Top of Data records

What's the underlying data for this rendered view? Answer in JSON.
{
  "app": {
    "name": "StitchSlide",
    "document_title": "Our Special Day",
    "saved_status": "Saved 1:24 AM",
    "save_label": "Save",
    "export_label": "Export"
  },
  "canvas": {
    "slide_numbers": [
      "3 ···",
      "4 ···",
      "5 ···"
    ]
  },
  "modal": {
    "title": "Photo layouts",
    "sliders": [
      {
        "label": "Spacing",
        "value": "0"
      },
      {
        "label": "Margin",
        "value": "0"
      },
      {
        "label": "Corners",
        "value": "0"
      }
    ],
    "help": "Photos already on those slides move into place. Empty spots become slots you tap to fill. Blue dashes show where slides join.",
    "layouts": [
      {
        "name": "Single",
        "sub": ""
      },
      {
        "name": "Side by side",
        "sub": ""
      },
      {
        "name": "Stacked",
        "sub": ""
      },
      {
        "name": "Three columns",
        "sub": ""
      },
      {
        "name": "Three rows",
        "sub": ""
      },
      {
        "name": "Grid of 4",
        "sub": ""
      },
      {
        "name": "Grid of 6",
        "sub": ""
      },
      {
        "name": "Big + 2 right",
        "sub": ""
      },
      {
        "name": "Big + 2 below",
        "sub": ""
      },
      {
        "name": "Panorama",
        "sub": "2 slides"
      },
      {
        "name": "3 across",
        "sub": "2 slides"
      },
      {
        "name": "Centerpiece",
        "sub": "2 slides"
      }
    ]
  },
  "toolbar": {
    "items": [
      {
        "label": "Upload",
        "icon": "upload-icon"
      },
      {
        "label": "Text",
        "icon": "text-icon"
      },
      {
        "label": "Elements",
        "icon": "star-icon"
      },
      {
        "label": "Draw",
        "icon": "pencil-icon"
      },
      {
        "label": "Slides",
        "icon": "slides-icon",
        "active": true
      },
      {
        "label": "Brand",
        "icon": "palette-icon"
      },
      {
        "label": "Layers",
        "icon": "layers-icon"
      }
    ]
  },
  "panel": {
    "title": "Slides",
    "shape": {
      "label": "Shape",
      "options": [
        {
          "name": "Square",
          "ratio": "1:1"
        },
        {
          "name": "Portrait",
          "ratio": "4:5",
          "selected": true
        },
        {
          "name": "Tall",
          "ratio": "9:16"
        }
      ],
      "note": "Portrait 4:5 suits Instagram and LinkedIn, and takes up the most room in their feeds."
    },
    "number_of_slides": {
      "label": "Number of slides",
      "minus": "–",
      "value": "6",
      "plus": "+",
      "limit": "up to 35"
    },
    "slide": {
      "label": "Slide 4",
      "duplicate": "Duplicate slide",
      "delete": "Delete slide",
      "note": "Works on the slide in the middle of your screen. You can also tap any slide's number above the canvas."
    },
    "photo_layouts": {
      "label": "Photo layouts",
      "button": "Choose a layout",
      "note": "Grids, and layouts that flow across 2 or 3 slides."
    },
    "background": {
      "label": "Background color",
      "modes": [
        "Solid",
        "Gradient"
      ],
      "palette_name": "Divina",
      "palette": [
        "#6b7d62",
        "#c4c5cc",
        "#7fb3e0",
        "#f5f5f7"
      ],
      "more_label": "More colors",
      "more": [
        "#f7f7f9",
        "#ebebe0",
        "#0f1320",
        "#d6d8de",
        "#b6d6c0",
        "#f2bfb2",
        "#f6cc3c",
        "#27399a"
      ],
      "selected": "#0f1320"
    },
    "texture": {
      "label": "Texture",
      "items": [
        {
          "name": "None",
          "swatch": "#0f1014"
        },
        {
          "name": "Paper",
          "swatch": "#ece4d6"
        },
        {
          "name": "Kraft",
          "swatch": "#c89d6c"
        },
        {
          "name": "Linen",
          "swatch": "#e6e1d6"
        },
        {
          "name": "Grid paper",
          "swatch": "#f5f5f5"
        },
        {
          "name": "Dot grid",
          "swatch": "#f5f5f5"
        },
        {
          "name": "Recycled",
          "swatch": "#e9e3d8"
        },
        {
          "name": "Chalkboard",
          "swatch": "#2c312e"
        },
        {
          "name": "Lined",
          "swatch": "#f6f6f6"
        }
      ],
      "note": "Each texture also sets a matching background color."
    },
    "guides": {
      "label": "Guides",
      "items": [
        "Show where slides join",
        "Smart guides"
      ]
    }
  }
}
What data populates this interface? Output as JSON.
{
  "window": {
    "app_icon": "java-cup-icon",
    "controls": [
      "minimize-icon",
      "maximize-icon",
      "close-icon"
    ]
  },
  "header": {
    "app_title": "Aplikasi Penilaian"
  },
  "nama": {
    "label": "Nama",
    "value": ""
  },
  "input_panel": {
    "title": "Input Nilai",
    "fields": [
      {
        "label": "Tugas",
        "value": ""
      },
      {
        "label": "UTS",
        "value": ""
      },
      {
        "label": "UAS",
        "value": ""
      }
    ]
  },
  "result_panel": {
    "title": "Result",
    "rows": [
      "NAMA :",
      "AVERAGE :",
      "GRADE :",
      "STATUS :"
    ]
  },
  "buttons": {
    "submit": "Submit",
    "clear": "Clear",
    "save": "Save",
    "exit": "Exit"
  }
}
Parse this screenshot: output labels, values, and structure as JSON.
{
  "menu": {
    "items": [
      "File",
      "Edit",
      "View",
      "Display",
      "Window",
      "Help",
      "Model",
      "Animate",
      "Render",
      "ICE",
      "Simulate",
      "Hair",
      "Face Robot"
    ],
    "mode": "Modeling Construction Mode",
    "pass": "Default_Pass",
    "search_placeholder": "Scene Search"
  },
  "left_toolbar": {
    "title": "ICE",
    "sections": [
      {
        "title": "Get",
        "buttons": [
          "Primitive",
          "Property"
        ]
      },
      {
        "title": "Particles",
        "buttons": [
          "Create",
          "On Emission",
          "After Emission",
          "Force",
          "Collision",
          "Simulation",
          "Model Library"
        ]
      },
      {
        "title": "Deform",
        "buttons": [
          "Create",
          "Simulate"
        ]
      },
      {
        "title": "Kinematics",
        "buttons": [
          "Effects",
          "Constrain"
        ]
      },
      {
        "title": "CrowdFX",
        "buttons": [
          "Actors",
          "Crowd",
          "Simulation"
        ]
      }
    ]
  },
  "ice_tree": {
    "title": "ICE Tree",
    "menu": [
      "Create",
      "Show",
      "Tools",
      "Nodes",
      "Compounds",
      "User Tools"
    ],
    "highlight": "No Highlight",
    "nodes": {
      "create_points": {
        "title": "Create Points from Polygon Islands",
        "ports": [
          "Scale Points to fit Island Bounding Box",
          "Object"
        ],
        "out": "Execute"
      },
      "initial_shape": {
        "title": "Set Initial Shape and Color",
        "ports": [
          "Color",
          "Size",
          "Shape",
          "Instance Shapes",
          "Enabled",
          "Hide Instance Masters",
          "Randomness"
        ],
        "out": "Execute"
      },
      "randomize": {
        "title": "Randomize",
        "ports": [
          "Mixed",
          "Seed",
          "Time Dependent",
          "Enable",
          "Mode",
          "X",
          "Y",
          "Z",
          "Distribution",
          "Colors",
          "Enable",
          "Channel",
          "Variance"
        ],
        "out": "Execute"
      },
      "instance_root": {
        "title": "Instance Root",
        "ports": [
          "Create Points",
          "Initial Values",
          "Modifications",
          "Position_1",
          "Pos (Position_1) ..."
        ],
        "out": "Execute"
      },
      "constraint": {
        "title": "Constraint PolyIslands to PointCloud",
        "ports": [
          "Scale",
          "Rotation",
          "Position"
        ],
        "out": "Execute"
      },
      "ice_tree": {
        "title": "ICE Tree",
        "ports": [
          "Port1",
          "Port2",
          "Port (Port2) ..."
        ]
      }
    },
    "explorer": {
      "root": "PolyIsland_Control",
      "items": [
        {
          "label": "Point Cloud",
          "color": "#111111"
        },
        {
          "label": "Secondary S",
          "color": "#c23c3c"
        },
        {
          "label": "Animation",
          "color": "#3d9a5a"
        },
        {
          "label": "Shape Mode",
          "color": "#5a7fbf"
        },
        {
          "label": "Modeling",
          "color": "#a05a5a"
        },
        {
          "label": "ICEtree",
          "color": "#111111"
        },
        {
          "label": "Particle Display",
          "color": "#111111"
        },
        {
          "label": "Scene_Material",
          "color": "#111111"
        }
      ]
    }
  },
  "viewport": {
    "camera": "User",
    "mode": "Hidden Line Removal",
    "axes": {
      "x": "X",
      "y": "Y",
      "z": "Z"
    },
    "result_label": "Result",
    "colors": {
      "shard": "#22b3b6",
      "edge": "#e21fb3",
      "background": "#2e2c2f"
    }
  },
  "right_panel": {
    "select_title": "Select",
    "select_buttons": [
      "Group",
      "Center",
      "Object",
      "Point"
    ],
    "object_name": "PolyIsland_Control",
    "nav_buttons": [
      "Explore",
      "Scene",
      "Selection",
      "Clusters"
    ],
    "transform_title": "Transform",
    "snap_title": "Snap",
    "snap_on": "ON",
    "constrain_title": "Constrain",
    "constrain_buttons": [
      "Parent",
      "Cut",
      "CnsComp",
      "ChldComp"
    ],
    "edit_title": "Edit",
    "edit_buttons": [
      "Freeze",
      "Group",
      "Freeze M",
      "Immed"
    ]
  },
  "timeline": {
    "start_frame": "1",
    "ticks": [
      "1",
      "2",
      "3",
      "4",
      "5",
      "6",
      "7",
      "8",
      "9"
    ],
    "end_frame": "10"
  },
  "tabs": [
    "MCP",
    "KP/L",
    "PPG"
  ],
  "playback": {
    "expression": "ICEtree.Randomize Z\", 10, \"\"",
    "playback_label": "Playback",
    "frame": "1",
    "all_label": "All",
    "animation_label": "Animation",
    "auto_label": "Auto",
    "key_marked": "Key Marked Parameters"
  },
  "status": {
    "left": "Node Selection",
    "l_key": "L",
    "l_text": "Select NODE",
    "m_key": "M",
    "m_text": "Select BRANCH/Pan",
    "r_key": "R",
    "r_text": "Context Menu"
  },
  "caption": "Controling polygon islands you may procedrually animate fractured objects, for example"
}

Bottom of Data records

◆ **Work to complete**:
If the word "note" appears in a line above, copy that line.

◆ **Answer for the task**:
      "note": "Portrait 4:5 suits Instagram and LinkedIn, and takes up the most room in their feeds."
      "note": "Works on the slide in the middle of your screen. You can also tap any slide's number above the canvas."
      "note": "Grids, and layouts that flow across 2 or 3 slides."
      "note": "Each texture also sets a matching background color."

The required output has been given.